Judaa--Syria Palastina. By WERNER ECK. Texts and Studies in Ancient Judaism, vol. 157. Tubingen: MOHR SIEBECK, 2014. Pp. xiv + 307. [euro]119.
Werner Eck's contributions to the study of the Roman world stretch over forty-five years of scholarship and across the political, administrative, military, and social history of the empire. Most, if not all, of this enterprise emanates from his prime expertise as one of the leading Roman epigraphists of our time. Nothing reflects Eck's stature better than his current role, held since 2007, as the director of the Corpus Inscriptionum Latinarum in its newly established home at the Berlin-Brandenburgische Akademie der Wissenschaften, the same position held a century and a half earlier by Theodor Mommsen, perhaps the most eminent classicist of the nineteenth century. Indeed, many threads connect Eck and Mommsen, but in one area at least they went in separate ways--Eck's work displays growing interest in what generations of scholars (Mommsen included) considered the peripheral, and thus relatively insignificant, margins of the Roman world. He studies the ancient history of what became his home university, Cologne, in the northwestern corner of Roman Europe, and even more pointedly, has devoted tireless efforts to the far eastern reaches of the empire, shifting his attention to the kingdom, then province, of Judaea, later renamed Syria Palaestina by Hadrian. Indeed, the fruitful ties that Eck has established with Israeli scholars have resulted in tantalizing academic achievements, chief among which is the Corpus Inscriptionum Iudaeae/Palaestinae, a multi-volume series that started coming out a few years ago and will continue to enrich and deepen the study of this region for many generations to come.
The current collection of essays comes in the footsteps of a five-lecture series on Judaea/Palestine that Eck delivered in the university city of Jena in 2005 and then published in a small book (Rom und Judaea: Funf Vortrage zur romischen Herrschaft in Palaestina ). Together the two volumes offer a good, if only partial, summary of his scholarship on this province. In both books, Eck has centered his research on inscriptions but his view extends well beyond the epigraphic material, showcasing his vast erudition in all forms of Greek and Latin sources, although much less, if at all, in the local Hebrew and Aramaic material, an imbalance that undermines his accomplishments (more on that below).

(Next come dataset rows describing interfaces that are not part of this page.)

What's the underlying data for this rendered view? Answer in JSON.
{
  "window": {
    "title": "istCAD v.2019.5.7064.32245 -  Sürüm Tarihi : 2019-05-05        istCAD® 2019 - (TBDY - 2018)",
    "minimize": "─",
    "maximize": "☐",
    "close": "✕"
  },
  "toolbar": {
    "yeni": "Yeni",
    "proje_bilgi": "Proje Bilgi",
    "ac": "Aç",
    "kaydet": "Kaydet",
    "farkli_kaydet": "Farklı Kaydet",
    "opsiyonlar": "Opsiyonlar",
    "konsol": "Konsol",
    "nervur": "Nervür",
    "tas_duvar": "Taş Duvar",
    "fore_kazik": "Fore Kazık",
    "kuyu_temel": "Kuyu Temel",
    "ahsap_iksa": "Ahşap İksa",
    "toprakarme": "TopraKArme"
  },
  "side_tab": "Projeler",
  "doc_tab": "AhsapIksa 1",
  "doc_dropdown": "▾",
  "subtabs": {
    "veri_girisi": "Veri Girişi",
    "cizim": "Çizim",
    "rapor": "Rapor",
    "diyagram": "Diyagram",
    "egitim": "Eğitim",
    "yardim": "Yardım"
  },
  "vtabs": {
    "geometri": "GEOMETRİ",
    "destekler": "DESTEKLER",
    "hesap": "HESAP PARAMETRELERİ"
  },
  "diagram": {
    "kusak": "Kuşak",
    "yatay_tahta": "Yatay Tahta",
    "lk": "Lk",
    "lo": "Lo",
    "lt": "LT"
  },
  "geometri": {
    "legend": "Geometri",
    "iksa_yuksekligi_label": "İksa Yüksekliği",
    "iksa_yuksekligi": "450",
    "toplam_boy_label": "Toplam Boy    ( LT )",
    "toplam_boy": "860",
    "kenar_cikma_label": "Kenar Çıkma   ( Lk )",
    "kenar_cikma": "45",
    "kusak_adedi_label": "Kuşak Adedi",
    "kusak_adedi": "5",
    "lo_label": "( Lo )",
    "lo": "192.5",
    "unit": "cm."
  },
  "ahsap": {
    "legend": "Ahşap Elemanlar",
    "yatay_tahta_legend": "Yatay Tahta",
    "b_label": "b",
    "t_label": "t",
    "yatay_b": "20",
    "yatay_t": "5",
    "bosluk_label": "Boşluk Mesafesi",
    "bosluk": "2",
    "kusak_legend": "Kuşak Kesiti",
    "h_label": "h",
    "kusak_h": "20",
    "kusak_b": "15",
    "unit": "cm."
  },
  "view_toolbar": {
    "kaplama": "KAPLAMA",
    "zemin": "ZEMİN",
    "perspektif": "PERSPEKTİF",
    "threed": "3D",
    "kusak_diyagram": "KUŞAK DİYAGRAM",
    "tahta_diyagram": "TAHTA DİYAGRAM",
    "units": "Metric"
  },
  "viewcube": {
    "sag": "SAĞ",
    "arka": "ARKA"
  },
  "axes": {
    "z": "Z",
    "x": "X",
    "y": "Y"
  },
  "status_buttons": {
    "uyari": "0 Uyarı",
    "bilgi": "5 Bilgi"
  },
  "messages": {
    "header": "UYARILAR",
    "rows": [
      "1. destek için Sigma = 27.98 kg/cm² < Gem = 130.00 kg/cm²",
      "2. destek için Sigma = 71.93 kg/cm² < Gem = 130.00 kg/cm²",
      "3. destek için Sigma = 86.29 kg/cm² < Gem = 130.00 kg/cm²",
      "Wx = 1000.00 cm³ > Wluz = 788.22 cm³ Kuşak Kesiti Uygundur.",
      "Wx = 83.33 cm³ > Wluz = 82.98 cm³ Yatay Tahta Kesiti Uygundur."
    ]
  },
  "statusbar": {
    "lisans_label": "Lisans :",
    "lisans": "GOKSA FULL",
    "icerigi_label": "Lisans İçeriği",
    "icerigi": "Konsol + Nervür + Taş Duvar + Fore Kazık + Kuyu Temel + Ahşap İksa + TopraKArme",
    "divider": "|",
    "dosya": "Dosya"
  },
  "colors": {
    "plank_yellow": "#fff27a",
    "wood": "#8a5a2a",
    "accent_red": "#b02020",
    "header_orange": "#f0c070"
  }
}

Eck also insists on exploring the Roman vantage point on the era's various events (e.g., p. v here and in greater detail and force on pp. ix-x of the Jena lectures), which many times serves as a corrective to overly Jewish and/or Christian perspectives that dominate scholarly studies of this region. But whereas the Jena lectures present a systematic overview of several broad topics related to the presence of Rome in Judaea/Palestine, the present work collects...